> EXERCISE AIM
All of the entries below should be returned verbatim, apart from the pictures.

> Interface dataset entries
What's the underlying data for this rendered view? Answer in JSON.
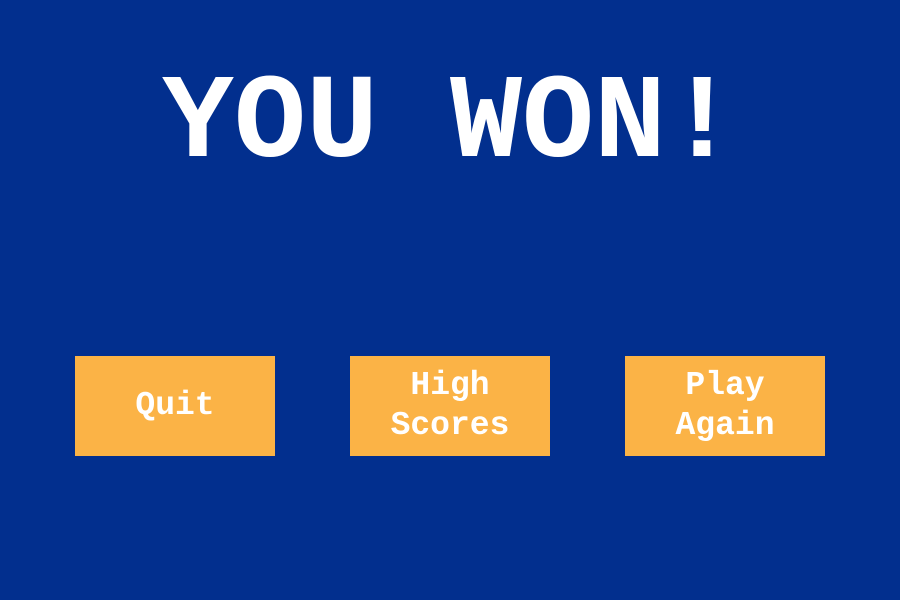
{
  "screen": {
    "title": "YOU WON!",
    "background_color": "#022f8e",
    "button_color": "#fbb346",
    "text_color": "#ffffff"
  },
  "buttons": {
    "quit_label": "Quit",
    "high_scores_label": "High\nScores",
    "play_again_label": "Play\nAgain"
  }
}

> YOUR RESPONSE
What's the underlying data for this rendered view? Answer in JSON.
{
  "screen": {
    "title": "YOU WON!",
    "background_color": "#022f8e",
    "button_color": "#fbb346",
    "text_color": "#ffffff"
  },
  "buttons": {
    "quit_label": "Quit",
    "high_scores_label": "High\nScores",
    "play_again_label": "Play\nAgain"
  }
}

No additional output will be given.